The Difference Between Alzheimer’s Disease and Dementia, continued

The Difference Between Alzheimer’s Disease and Dementia, continued

Last time, we looked at the causes and symptoms of dementia. Now, let’s take a closer look at Alzheimer’s disease.

The causes and symptoms of Alzheimer’s disease.

Alzheimer’s disease stems from a protein, called beta-amyloid, building up in the brain between nerve cells to from what are known as plaques. There is another protein, called tau, that accumulates in the brain and forms what are called tangles. This results in the neurons of the brain shrinking, and eventually, dying. As with Lewy body dementia, scientists do not know precisely what causes the initial onset of the protein build ups that lead to Alzheimer’s disease.

The symptoms of Alzheimer’s disease may include:

  • Short-term memory problems, and eventually, loss of long-term memory
  • Confusion
  • Impaired judgment
  • Repeating the same questions and statements
  • Getting lost, even in familiar surroundings
  • Personality changes
  • Changes in sleep patterns, such as sleeping during the day and being awake at night
  • Paranoia, delusions, and hallucinations
  • Eventually, an inability to accomplish routine tasks like dressing, preparing food, and even swallowing

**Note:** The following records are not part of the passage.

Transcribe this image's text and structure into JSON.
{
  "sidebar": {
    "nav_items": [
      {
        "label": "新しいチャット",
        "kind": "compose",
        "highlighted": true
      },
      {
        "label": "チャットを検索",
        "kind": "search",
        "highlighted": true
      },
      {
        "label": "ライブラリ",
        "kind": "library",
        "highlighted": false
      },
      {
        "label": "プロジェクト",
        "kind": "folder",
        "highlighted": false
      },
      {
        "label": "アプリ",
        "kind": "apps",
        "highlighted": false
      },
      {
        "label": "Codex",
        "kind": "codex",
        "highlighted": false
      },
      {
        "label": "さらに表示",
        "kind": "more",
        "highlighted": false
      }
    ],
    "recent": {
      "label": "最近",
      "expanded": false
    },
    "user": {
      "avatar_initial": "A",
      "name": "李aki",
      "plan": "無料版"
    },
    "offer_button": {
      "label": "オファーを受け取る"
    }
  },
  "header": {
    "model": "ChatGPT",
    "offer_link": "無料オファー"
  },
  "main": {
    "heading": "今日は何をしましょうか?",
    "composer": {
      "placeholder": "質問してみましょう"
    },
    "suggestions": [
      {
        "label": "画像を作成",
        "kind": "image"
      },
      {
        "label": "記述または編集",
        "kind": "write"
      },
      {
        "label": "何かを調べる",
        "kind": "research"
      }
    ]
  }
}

While all forms of dementia are progressive, some types allow for longer life spans than others. For instance, the average life expectancy in cases of Alzheimer’s disease is eight to 10 years, while in cases of vascular dementia the figure is five years.

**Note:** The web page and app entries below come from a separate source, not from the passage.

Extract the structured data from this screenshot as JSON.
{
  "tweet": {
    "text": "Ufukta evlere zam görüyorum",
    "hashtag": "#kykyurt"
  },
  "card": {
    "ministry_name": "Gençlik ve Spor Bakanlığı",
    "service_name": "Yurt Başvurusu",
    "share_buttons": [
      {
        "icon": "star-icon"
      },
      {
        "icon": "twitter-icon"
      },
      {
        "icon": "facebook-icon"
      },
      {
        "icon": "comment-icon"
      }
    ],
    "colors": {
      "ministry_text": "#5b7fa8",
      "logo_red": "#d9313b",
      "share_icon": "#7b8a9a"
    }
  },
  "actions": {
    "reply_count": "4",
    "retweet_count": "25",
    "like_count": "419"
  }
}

Although there is currently no cure for dementia, the good news is that numerous research studies and clinical trials are exploring ways to diagnose, treat, and manage it. Some medications, including cholinesterase inhibitors and memantine, have been shown to lessen or delay the cognitive symptoms of Alzheimer’s disease. Various strategies have also been developed to improve the quality of life and comfort of people with Alzheimer’s and other forms of dementia. Hopefully, science will soon discover more effective treatments, and ultimately, a cure.

If you or a loved one has been diagnosed with dementia, you can find additional information and support by visiting and